This article was published 3/11/2012 (1498 days ago), so information in it may no longer be current.
Los ANGELES -- In two different movies currently playing in cinemas, John Goodman plays jovial characters who help the films' protagonists out of tight jams.
But the differences are profound. In Argo, Goodman plays John Chambers, a real-life makeup man who used his Hollywood connection to aid CIA agent Ben Affleck's scheme to smuggle American embassy workers out of Iran.
In Flight, Goodman plays a facilitator of a different stripe. Harling Mays is a drug dealer and all-round good-time Charlie who comes to the aid of Whip Whitaker (Denzel Washington), an alcoholic pilot who strategically uses cocaine to rouse himself from a drunken stupor.
The strange thing is that Goodman is weirdly likable in both roles, though Harling Mays, dressed in loud Hawaiian shirts and sporting a heinous ponytail, would have been portrayed as an outright pusher-villain in less subtle movies about addiction.

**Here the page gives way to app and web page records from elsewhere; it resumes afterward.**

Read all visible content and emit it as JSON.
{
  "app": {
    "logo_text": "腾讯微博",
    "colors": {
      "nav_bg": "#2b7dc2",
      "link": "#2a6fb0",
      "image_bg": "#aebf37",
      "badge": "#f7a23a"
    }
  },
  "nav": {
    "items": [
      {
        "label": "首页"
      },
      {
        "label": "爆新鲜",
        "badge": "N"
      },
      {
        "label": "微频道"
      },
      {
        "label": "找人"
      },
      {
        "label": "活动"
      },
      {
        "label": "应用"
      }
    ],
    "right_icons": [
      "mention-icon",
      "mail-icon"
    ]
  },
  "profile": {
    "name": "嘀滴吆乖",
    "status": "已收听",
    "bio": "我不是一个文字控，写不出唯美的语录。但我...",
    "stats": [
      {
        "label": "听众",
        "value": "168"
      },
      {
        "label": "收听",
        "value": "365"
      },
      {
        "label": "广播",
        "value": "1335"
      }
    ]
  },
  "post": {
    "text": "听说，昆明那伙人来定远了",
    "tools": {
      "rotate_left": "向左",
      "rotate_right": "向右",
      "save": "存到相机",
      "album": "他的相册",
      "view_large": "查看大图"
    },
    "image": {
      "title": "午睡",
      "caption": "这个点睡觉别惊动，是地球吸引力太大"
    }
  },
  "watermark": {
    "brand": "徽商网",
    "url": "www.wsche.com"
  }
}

"Evil or villainy comes in many forms, and in this case, it's just a badly dressed, mediocre one," Goodman says in an interview in a Beverly Hills hotel suite.
"To me, he sees himself as providing a service," Goodman says of Harling. "He has a lot of friends, he goes out of his way to help people
"But in reality, he's a guy who's stuck in 1972, he probably buys his friends, and he's probably very lonely."
When you think about it, a good portion of Goodman's career has been devoted to playing likable monsters, literally in Monsters Inc., in which his character was a furry monster who made his living from making little children scream in terror. Go through his resumé and there are more examples. He kidnaps a baby in Raising Arizona, and he's a flat-out psycho killer in Barton Fink, and yet the 60-year-old veteran actor always seemed like the kind of guy with whom you'd want to hoist a brew.
Why is that?
"It's all a matter of style," Goodman says. "The style of the piece, the style it's written in and what the writer is trying to say.
"It's about how best I can serve the script," Goodman says. "I'm pretty good at doing what the director wants me to do."
If Goodman's characters tend to elicit unexpected reactions from the public, no reaction was as unexpected for him than fans' response to Walter Sobchak, the prickly, loud-mouthed, gun-toting sidekick to Jeff Bridges's Jeff "The Dude" Lebowski in The Big Lebowski.
"I had no idea that would happen," he says of the enduring cult surrounding that 1998 Coen Brothers film. "But I'm glad that people like that movie because it was one of my favourites to do.
"I walk down the street at times and I'll still hear a 'Shomer Shabbos' or 'Shut the f up, Donnie!'" he says, referring to some of the more priceless nuggets of dialogue he shares with Steve Buscemi in the film.
"Unfortunately, Buscemi gets that all the time, too."